Count the lines below that contain the word "studenten" and give only the number.

BEGIN

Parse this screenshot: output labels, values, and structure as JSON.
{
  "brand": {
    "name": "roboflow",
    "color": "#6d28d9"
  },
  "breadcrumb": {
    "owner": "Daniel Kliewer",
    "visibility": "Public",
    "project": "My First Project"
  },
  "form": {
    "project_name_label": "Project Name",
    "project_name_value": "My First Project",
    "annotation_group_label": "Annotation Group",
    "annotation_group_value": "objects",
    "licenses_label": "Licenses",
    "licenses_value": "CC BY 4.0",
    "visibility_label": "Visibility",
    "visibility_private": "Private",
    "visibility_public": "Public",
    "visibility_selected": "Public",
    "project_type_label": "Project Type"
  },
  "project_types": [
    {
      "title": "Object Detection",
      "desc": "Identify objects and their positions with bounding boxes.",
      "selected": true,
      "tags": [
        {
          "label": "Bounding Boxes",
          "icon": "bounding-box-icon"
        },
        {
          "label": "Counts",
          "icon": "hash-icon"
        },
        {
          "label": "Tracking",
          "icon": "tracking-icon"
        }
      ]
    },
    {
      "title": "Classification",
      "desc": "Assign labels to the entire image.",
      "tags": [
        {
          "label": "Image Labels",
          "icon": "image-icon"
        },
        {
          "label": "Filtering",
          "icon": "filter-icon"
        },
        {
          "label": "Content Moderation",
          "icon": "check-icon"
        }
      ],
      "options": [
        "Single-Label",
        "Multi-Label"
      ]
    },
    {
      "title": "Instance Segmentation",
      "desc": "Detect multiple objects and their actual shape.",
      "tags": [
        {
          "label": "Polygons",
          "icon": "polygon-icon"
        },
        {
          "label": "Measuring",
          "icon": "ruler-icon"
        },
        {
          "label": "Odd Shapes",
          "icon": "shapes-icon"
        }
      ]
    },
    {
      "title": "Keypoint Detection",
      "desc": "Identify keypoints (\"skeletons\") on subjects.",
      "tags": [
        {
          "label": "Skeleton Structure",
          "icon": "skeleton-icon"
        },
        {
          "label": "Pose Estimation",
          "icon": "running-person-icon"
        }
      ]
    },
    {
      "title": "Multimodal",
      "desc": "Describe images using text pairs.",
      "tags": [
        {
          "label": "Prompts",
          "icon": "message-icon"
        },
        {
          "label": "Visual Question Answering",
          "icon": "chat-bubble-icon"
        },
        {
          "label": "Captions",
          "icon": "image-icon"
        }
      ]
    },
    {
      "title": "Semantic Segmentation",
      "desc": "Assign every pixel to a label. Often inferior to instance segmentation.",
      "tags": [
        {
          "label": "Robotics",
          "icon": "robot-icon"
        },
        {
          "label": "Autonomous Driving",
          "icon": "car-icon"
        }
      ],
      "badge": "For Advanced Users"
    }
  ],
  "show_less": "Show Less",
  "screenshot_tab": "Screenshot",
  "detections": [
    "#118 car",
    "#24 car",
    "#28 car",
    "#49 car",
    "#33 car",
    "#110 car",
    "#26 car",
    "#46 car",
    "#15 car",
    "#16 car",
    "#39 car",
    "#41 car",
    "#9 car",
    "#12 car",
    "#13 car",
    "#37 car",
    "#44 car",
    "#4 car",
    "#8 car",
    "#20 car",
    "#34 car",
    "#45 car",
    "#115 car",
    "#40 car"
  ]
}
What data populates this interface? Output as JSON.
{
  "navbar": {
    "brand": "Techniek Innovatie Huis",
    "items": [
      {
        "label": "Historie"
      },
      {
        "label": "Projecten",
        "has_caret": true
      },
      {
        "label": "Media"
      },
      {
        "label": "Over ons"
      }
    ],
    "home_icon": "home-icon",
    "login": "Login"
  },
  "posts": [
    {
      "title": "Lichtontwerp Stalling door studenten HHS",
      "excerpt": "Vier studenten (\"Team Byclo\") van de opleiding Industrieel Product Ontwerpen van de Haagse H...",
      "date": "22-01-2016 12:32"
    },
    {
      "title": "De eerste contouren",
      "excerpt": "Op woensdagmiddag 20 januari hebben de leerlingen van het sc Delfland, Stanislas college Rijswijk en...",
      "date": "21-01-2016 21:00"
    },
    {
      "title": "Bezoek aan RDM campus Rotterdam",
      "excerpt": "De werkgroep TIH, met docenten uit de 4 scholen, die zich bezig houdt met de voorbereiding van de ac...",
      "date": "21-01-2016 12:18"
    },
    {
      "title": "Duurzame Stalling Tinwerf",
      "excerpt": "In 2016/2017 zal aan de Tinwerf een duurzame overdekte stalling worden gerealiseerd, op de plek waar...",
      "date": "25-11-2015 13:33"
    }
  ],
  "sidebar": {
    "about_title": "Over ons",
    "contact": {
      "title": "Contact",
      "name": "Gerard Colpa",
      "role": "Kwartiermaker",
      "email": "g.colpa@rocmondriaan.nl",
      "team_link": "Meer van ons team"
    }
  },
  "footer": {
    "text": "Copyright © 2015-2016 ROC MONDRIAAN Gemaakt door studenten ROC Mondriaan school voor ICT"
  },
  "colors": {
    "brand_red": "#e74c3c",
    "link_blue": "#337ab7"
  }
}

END

- [Finished exercise] 3